Task description
All the data beneath this line is to be reproduced exactly.

Working data
━━━━━━━━━━

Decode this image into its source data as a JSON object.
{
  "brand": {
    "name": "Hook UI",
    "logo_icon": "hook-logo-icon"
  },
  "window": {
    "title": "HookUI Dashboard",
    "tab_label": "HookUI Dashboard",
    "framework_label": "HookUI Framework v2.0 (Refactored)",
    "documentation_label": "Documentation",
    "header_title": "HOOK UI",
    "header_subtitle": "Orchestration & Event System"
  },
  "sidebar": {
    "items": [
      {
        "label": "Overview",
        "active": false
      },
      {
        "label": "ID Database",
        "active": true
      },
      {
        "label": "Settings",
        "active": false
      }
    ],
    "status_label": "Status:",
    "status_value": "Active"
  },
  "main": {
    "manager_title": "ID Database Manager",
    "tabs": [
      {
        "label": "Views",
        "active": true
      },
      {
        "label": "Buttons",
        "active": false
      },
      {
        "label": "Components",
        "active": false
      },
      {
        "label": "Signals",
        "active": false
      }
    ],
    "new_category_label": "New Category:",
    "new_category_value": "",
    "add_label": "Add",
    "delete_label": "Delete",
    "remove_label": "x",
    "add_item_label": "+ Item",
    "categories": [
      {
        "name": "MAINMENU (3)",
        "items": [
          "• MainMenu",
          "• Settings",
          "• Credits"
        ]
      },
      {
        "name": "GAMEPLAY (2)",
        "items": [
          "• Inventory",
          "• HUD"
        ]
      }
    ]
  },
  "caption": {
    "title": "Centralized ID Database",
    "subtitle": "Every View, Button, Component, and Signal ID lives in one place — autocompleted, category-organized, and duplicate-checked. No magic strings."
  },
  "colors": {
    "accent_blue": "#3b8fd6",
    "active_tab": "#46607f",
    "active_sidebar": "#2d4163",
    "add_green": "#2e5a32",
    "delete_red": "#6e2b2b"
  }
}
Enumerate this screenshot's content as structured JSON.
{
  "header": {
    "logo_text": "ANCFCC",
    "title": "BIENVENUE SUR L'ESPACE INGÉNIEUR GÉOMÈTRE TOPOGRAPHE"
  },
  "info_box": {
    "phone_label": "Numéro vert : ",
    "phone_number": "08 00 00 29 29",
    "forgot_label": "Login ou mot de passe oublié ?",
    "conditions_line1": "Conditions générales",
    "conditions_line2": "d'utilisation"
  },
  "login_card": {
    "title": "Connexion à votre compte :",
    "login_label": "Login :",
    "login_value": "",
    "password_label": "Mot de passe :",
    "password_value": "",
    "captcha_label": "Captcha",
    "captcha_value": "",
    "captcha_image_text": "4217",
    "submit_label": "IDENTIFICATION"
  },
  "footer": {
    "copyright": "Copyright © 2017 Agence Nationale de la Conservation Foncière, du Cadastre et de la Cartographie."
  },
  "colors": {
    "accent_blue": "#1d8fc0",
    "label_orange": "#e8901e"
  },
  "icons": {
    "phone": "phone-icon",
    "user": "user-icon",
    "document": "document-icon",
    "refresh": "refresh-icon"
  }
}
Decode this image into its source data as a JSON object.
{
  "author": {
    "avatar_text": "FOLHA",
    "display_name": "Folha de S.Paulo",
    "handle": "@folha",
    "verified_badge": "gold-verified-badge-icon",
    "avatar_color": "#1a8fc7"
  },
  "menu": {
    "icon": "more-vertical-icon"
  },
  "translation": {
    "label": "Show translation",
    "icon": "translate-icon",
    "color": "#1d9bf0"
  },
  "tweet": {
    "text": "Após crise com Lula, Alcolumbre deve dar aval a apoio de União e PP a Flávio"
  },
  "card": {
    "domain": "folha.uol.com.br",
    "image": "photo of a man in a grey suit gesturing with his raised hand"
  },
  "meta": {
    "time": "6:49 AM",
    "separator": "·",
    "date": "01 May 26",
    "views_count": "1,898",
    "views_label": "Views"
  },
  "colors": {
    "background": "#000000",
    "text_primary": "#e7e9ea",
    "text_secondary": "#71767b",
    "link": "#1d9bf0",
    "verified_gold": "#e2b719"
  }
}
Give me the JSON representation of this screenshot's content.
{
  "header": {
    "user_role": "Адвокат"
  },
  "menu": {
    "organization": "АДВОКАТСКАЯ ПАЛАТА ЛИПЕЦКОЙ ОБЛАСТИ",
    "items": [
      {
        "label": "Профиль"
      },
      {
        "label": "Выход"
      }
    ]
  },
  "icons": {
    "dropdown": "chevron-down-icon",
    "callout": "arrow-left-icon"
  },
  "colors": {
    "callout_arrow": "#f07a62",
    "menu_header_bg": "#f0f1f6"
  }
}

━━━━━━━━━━

Answer to this problem
Decode this image into its source data as a JSON object.
{
  "brand": {
    "name": "Hook UI",
    "logo_icon": "hook-logo-icon"
  },
  "window": {
    "title": "HookUI Dashboard",
    "tab_label": "HookUI Dashboard",
    "framework_label": "HookUI Framework v2.0 (Refactored)",
    "documentation_label": "Documentation",
    "header_title": "HOOK UI",
    "header_subtitle": "Orchestration & Event System"
  },
  "sidebar": {
    "items": [
      {
        "label": "Overview",
        "active": false
      },
      {
        "label": "ID Database",
        "active": true
      },
      {
        "label": "Settings",
        "active": false
      }
    ],
    "status_label": "Status:",
    "status_value": "Active"
  },
  "main": {
    "manager_title": "ID Database Manager",
    "tabs": [
      {
        "label": "Views",
        "active": true
      },
      {
        "label": "Buttons",
        "active": false
      },
      {
        "label": "Components",
        "active": false
      },
      {
        "label": "Signals",
        "active": false
      }
    ],
    "new_category_label": "New Category:",
    "new_category_value": "",
    "add_label": "Add",
    "delete_label": "Delete",
    "remove_label": "x",
    "add_item_label": "+ Item",
    "categories": [
      {
        "name": "MAINMENU (3)",
        "items": [
          "• MainMenu",
          "• Settings",
          "• Credits"
        ]
      },
      {
        "name": "GAMEPLAY (2)",
        "items": [
          "• Inventory",
          "• HUD"
        ]
      }
    ]
  },
  "caption": {
    "title": "Centralized ID Database",
    "subtitle": "Every View, Button, Component, and Signal ID lives in one place — autocompleted, category-organized, and duplicate-checked. No magic strings."
  },
  "colors": {
    "accent_blue": "#3b8fd6",
    "active_tab": "#46607f",
    "active_sidebar": "#2d4163",
    "add_green": "#2e5a32",
    "delete_red": "#6e2b2b"
  }
}
Enumerate this screenshot's content as structured JSON.
{
  "header": {
    "logo_text": "ANCFCC",
    "title": "BIENVENUE SUR L'ESPACE INGÉNIEUR GÉOMÈTRE TOPOGRAPHE"
  },
  "info_box": {
    "phone_label": "Numéro vert : ",
    "phone_number": "08 00 00 29 29",
    "forgot_label": "Login ou mot de passe oublié ?",
    "conditions_line1": "Conditions générales",
    "conditions_line2": "d'utilisation"
  },
  "login_card": {
    "title": "Connexion à votre compte :",
    "login_label": "Login :",
    "login_value": "",
    "password_label": "Mot de passe :",
    "password_value": "",
    "captcha_label": "Captcha",
    "captcha_value": "",
    "captcha_image_text": "4217",
    "submit_label": "IDENTIFICATION"
  },
  "footer": {
    "copyright": "Copyright © 2017 Agence Nationale de la Conservation Foncière, du Cadastre et de la Cartographie."
  },
  "colors": {
    "accent_blue": "#1d8fc0",
    "label_orange": "#e8901e"
  },
  "icons": {
    "phone": "phone-icon",
    "user": "user-icon",
    "document": "document-icon",
    "refresh": "refresh-icon"
  }
}
Decode this image into its source data as a JSON object.
{
  "author": {
    "avatar_text": "FOLHA",
    "display_name": "Folha de S.Paulo",
    "handle": "@folha",
    "verified_badge": "gold-verified-badge-icon",
    "avatar_color": "#1a8fc7"
  },
  "menu": {
    "icon": "more-vertical-icon"
  },
  "translation": {
    "label": "Show translation",
    "icon": "translate-icon",
    "color": "#1d9bf0"
  },
  "tweet": {
    "text": "Após crise com Lula, Alcolumbre deve dar aval a apoio de União e PP a Flávio"
  },
  "card": {
    "domain": "folha.uol.com.br",
    "image": "photo of a man in a grey suit gesturing with his raised hand"
  },
  "meta": {
    "time": "6:49 AM",
    "separator": "·",
    "date": "01 May 26",
    "views_count": "1,898",
    "views_label": "Views"
  },
  "colors": {
    "background": "#000000",
    "text_primary": "#e7e9ea",
    "text_secondary": "#71767b",
    "link": "#1d9bf0",
    "verified_gold": "#e2b719"
  }
}
Give me the JSON representation of this screenshot's content.
{
  "header": {
    "user_role": "Адвокат"
  },
  "menu": {
    "organization": "АДВОКАТСКАЯ ПАЛАТА ЛИПЕЦКОЙ ОБЛАСТИ",
    "items": [
      {
        "label": "Профиль"
      },
      {
        "label": "Выход"
      }
    ]
  },
  "icons": {
    "dropdown": "chevron-down-icon",
    "callout": "arrow-left-icon"
  },
  "colors": {
    "callout_arrow": "#f07a62",
    "menu_header_bg": "#f0f1f6"
  }
}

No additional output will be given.